No matter which type of processor you choose, avoid long-term contracts if you are unsure of the future of your business. Some credit card processors offer month-to-month terms and don’t charge early termination fees. Even though most processor contracts have a standard three-year term, many sales reps are eager for your business and will offer a month-to-month contract if you ask for it and their management team allows it.
How do you accept credit card payments on Square Cash and other apps?
You should accept credit card payments on mobile wallets or peer-to-peer applications only when you know and trust the people sending payment.
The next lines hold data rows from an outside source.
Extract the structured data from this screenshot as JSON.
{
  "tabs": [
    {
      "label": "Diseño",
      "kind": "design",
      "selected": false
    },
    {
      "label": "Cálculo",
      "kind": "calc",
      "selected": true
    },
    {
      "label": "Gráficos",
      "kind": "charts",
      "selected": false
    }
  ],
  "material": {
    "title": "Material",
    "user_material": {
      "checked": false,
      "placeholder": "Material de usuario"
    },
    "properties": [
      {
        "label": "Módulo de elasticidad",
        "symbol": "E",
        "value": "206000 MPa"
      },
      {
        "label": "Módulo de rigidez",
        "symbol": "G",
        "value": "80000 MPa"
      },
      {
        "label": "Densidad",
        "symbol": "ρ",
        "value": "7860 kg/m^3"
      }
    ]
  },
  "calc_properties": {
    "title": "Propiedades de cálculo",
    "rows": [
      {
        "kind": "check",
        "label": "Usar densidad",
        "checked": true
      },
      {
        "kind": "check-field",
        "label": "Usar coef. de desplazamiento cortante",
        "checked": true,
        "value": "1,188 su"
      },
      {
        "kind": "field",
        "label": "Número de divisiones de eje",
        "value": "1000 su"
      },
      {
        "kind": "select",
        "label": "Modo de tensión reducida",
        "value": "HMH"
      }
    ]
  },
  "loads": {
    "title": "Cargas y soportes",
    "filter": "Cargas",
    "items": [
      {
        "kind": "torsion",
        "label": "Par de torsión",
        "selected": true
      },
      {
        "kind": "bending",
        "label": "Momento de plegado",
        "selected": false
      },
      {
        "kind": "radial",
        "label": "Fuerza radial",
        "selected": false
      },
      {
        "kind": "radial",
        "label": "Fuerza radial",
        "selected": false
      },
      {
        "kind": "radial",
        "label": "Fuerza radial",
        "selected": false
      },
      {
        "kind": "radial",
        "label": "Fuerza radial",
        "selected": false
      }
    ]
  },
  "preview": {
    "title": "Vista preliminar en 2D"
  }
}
It is much easier for a customer to dispute transactions and recoup money with these platforms, including Cash App (formerly known as Square Cash) and PayPal.
Freelancers working with well-known clients, however, can benefit from peer-to-peer payment platforms. Simply set up an account and link your bank account to begin receiving payments or sending money to other users.
For established businesses that want to accept payments from a customer’s mobile wallet, an NFC-enabled terminal or card reader is the way to go. NFC-enabled readers allow you to accept contactless payments, so your customers can pay with apps like Google Pay or Apple Pay and your business is more protected from chargebacks and transaction disputes.
Accepting credit cards: A must for customer service
In the modern business landscape, it’s imperative to accept debit and credit cards. Cards have become such a ubiquitous payment method that many customers don’t carry cash any longer. Accepting credit cards is a means of boosting customer satisfaction and driving more sales. Choosing the right credit card processor for your business can ensure not only that your customers are happy but that it doesn’t cost you an excessive amount to accept credit and debit cards.
Credit card payment FAQs
What are the benefits of accepting credit card payments?
Accepting credit card payments makes it more convenient for your customers to buy from you. This, along with the fact that cardholders generally spend more than cash buyers, means that accepting credit cards will help you increase your overall sales. Especially if you have an e-commerce business, accepting cards is a must, since 90% of online purchases are made with credit cards.
What types of business can accept credit card payments?
Nearly any type of business can accept credit card payments, including the following:
- A brick-and-mortar business
- An e-commerce business
- A mobile business, like a food truck or farmers market vendor
- An independent contractor, freelancer or sole proprietor
- A professional service company, like a legal or accounting firm
- A traditional business with employees
Will I get approved for a merchant account?
Getting approved for a merchant account is not a guarantee, but if you have an existing business, it is likely you’ll be approved. Certain things make it easier to get approved and may lower your costs once you have been approved:
- A positive business and personal credit rating
- At least three years in business
- An open business bank account
- A good record with any previous merchant accounts
If you are missing one or more of these qualifications, you can probably still get approved, but with higher costs.
How long will it take before I can begin accepting credit card payments?
This depends on the size and complexity of your business and what equipment you have ordered. An online-only business can get set up on the same day it signs up in some cases, but the setup for an established company with multiple locations can take up to 48 hours, plus a couple of days for the POS or card reader equipment to be delivered and set up.
Jennifer Dublino and Simone Johnson contributed to the writing and research in this article.